§ WHAT IS EXPECTED
Your answer must be an exact copy of the records below.

§ Website and app data records
+ + +
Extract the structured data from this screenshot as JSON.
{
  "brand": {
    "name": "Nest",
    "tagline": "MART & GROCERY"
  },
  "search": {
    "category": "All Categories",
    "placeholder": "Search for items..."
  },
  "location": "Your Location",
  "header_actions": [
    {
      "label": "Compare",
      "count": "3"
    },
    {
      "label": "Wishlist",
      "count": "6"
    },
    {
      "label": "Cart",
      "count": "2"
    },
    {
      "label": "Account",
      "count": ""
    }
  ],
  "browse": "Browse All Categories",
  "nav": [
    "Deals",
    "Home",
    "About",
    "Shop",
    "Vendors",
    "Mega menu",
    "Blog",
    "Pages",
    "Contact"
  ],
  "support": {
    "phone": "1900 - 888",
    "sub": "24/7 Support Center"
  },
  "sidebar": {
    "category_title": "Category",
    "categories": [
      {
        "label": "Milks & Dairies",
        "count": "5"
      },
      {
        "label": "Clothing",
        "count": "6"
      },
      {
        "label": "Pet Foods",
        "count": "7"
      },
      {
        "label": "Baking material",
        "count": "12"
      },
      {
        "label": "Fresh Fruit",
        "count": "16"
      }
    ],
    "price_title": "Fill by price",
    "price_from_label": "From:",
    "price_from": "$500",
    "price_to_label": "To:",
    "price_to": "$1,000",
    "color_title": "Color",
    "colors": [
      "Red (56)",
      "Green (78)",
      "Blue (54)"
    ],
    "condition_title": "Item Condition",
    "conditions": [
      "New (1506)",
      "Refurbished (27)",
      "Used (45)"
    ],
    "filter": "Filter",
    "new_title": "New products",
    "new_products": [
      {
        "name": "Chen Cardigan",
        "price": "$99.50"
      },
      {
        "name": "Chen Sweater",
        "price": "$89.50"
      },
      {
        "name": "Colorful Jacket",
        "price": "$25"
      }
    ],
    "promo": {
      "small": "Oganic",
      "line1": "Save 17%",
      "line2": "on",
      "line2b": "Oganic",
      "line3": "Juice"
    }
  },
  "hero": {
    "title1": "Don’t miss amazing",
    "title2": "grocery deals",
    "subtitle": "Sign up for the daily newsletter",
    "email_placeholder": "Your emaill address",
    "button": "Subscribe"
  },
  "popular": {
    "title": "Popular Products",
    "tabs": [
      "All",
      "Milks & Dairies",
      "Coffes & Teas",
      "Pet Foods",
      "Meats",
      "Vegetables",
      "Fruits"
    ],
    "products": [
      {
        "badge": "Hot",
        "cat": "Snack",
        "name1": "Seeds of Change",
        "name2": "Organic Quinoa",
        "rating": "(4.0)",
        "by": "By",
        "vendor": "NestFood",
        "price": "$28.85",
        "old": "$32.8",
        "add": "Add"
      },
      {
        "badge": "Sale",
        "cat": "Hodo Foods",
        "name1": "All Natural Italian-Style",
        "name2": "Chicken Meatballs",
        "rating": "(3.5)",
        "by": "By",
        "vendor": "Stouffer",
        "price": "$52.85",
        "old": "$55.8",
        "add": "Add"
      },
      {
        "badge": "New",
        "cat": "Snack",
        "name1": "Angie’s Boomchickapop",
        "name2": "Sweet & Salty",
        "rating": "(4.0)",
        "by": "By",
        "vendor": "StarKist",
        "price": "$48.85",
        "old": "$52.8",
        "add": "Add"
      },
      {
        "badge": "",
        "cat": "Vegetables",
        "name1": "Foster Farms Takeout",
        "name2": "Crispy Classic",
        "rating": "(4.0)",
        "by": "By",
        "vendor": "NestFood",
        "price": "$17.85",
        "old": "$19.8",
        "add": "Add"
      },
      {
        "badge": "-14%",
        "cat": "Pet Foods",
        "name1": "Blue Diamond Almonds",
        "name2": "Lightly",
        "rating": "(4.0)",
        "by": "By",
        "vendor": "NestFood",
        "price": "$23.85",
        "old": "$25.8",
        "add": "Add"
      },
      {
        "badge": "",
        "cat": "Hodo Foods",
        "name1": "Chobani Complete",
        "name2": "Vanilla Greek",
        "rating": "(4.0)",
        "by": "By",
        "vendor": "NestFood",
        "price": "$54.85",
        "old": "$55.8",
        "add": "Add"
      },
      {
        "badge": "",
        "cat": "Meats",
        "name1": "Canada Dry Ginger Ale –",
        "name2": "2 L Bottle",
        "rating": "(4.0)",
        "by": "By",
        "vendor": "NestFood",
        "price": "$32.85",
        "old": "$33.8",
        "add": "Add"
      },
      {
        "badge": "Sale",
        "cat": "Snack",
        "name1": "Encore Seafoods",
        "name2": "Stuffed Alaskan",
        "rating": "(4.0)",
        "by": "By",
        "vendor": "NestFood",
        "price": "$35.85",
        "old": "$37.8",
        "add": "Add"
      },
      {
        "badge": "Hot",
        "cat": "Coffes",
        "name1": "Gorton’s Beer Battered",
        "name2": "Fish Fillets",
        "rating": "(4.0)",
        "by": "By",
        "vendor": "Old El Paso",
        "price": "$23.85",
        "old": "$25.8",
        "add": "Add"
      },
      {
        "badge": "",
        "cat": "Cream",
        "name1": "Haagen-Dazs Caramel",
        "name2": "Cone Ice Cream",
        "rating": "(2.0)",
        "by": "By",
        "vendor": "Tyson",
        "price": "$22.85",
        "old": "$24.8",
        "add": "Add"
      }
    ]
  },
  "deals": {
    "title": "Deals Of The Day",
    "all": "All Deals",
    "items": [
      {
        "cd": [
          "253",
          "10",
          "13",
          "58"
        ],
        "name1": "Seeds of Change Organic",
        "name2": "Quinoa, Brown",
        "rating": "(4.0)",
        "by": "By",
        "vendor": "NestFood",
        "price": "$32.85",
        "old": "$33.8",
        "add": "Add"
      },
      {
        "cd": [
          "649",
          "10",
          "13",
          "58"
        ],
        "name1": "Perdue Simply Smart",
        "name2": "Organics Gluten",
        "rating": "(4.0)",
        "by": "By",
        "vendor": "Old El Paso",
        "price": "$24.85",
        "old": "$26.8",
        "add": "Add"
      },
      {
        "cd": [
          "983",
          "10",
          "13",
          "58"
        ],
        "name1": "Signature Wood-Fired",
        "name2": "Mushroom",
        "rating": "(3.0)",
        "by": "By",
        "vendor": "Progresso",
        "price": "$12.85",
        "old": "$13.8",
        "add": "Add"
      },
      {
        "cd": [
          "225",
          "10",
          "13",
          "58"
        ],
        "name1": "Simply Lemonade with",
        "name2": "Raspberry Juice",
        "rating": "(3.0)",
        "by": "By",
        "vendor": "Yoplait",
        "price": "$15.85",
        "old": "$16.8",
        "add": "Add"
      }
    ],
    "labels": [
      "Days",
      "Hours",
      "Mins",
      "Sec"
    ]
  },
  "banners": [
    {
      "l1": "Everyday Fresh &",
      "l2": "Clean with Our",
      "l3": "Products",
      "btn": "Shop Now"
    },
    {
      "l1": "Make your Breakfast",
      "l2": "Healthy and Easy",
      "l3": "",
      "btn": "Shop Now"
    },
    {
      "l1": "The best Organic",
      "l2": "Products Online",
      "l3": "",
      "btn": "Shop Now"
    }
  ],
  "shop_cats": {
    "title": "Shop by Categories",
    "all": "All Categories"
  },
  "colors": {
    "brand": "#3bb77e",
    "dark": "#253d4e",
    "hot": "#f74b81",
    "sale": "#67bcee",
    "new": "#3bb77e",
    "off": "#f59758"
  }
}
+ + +
§ ANSWER SPACE
Extract the structured data from this screenshot as JSON.
{
  "brand": {
    "name": "Nest",
    "tagline": "MART & GROCERY"
  },
  "search": {
    "category": "All Categories",
    "placeholder": "Search for items..."
  },
  "location": "Your Location",
  "header_actions": [
    {
      "label": "Compare",
      "count": "3"
    },
    {
      "label": "Wishlist",
      "count": "6"
    },
    {
      "label": "Cart",
      "count": "2"
    },
    {
      "label": "Account",
      "count": ""
    }
  ],
  "browse": "Browse All Categories",
  "nav": [
    "Deals",
    "Home",
    "About",
    "Shop",
    "Vendors",
    "Mega menu",
    "Blog",
    "Pages",
    "Contact"
  ],
  "support": {
    "phone": "1900 - 888",
    "sub": "24/7 Support Center"
  },
  "sidebar": {
    "category_title": "Category",
    "categories": [
      {
        "label": "Milks & Dairies",
        "count": "5"
      },
      {
        "label": "Clothing",
        "count": "6"
      },
      {
        "label": "Pet Foods",
        "count": "7"
      },
      {
        "label": "Baking material",
        "count": "12"
      },
      {
        "label": "Fresh Fruit",
        "count": "16"
      }
    ],
    "price_title": "Fill by price",
    "price_from_label": "From:",
    "price_from": "$500",
    "price_to_label": "To:",
    "price_to": "$1,000",
    "color_title": "Color",
    "colors": [
      "Red (56)",
      "Green (78)",
      "Blue (54)"
    ],
    "condition_title": "Item Condition",
    "conditions": [
      "New (1506)",
      "Refurbished (27)",
      "Used (45)"
    ],
    "filter": "Filter",
    "new_title": "New products",
    "new_products": [
      {
        "name": "Chen Cardigan",
        "price": "$99.50"
      },
      {
        "name": "Chen Sweater",
        "price": "$89.50"
      },
      {
        "name": "Colorful Jacket",
        "price": "$25"
      }
    ],
    "promo": {
      "small": "Oganic",
      "line1": "Save 17%",
      "line2": "on",
      "line2b": "Oganic",
      "line3": "Juice"
    }
  },
  "hero": {
    "title1": "Don’t miss amazing",
    "title2": "grocery deals",
    "subtitle": "Sign up for the daily newsletter",
    "email_placeholder": "Your emaill address",
    "button": "Subscribe"
  },
  "popular": {
    "title": "Popular Products",
    "tabs": [
      "All",
      "Milks & Dairies",
      "Coffes & Teas",
      "Pet Foods",
      "Meats",
      "Vegetables",
      "Fruits"
    ],
    "products": [
      {
        "badge": "Hot",
        "cat": "Snack",
        "name1": "Seeds of Change",
        "name2": "Organic Quinoa",
        "rating": "(4.0)",
        "by": "By",
        "vendor": "NestFood",
        "price": "$28.85",
        "old": "$32.8",
        "add": "Add"
      },
      {
        "badge": "Sale",
        "cat": "Hodo Foods",
        "name1": "All Natural Italian-Style",
        "name2": "Chicken Meatballs",
        "rating": "(3.5)",
        "by": "By",
        "vendor": "Stouffer",
        "price": "$52.85",
        "old": "$55.8",
        "add": "Add"
      },
      {
        "badge": "New",
        "cat": "Snack",
        "name1": "Angie’s Boomchickapop",
        "name2": "Sweet & Salty",
        "rating": "(4.0)",
        "by": "By",
        "vendor": "StarKist",
        "price": "$48.85",
        "old": "$52.8",
        "add": "Add"
      },
      {
        "badge": "",
        "cat": "Vegetables",
        "name1": "Foster Farms Takeout",
        "name2": "Crispy Classic",
        "rating": "(4.0)",
        "by": "By",
        "vendor": "NestFood",
        "price": "$17.85",
        "old": "$19.8",
        "add": "Add"
      },
      {
        "badge": "-14%",
        "cat": "Pet Foods",
        "name1": "Blue Diamond Almonds",
        "name2": "Lightly",
        "rating": "(4.0)",
        "by": "By",
        "vendor": "NestFood",
        "price": "$23.85",
        "old": "$25.8",
        "add": "Add"
      },
      {
        "badge": "",
        "cat": "Hodo Foods",
        "name1": "Chobani Complete",
        "name2": "Vanilla Greek",
        "rating": "(4.0)",
        "by": "By",
        "vendor": "NestFood",
        "price": "$54.85",
        "old": "$55.8",
        "add": "Add"
      },
      {
        "badge": "",
        "cat": "Meats",
        "name1": "Canada Dry Ginger Ale –",
        "name2": "2 L Bottle",
        "rating": "(4.0)",
        "by": "By",
        "vendor": "NestFood",
        "price": "$32.85",
        "old": "$33.8",
        "add": "Add"
      },
      {
        "badge": "Sale",
        "cat": "Snack",
        "name1": "Encore Seafoods",
        "name2": "Stuffed Alaskan",
        "rating": "(4.0)",
        "by": "By",
        "vendor": "NestFood",
        "price": "$35.85",
        "old": "$37.8",
        "add": "Add"
      },
      {
        "badge": "Hot",
        "cat": "Coffes",
        "name1": "Gorton’s Beer Battered",
        "name2": "Fish Fillets",
        "rating": "(4.0)",
        "by": "By",
        "vendor": "Old El Paso",
        "price": "$23.85",
        "old": "$25.8",
        "add": "Add"
      },
      {
        "badge": "",
        "cat": "Cream",
        "name1": "Haagen-Dazs Caramel",
        "name2": "Cone Ice Cream",
        "rating": "(2.0)",
        "by": "By",
        "vendor": "Tyson",
        "price": "$22.85",
        "old": "$24.8",
        "add": "Add"
      }
    ]
  },
  "deals": {
    "title": "Deals Of The Day",
    "all": "All Deals",
    "items": [
      {
        "cd": [
          "253",
          "10",
          "13",
          "58"
        ],
        "name1": "Seeds of Change Organic",
        "name2": "Quinoa, Brown",
        "rating": "(4.0)",
        "by": "By",
        "vendor": "NestFood",
        "price": "$32.85",
        "old": "$33.8",
        "add": "Add"
      },
      {
        "cd": [
          "649",
          "10",
          "13",
          "58"
        ],
        "name1": "Perdue Simply Smart",
        "name2": "Organics Gluten",
        "rating": "(4.0)",
        "by": "By",
        "vendor": "Old El Paso",
        "price": "$24.85",
        "old": "$26.8",
        "add": "Add"
      },
      {
        "cd": [
          "983",
          "10",
          "13",
          "58"
        ],
        "name1": "Signature Wood-Fired",
        "name2": "Mushroom",
        "rating": "(3.0)",
        "by": "By",
        "vendor": "Progresso",
        "price": "$12.85",
        "old": "$13.8",
        "add": "Add"
      },
      {
        "cd": [
          "225",
          "10",
          "13",
          "58"
        ],
        "name1": "Simply Lemonade with",
        "name2": "Raspberry Juice",
        "rating": "(3.0)",
        "by": "By",
        "vendor": "Yoplait",
        "price": "$15.85",
        "old": "$16.8",
        "add": "Add"
      }
    ],
    "labels": [
      "Days",
      "Hours",
      "Mins",
      "Sec"
    ]
  },
  "banners": [
    {
      "l1": "Everyday Fresh &",
      "l2": "Clean with Our",
      "l3": "Products",
      "btn": "Shop Now"
    },
    {
      "l1": "Make your Breakfast",
      "l2": "Healthy and Easy",
      "l3": "",
      "btn": "Shop Now"
    },
    {
      "l1": "The best Organic",
      "l2": "Products Online",
      "l3": "",
      "btn": "Shop Now"
    }
  ],
  "shop_cats": {
    "title": "Shop by Categories",
    "all": "All Categories"
  },
  "colors": {
    "brand": "#3bb77e",
    "dark": "#253d4e",
    "hot": "#f74b81",
    "sale": "#67bcee",
    "new": "#3bb77e",
    "off": "#f59758"
  }
}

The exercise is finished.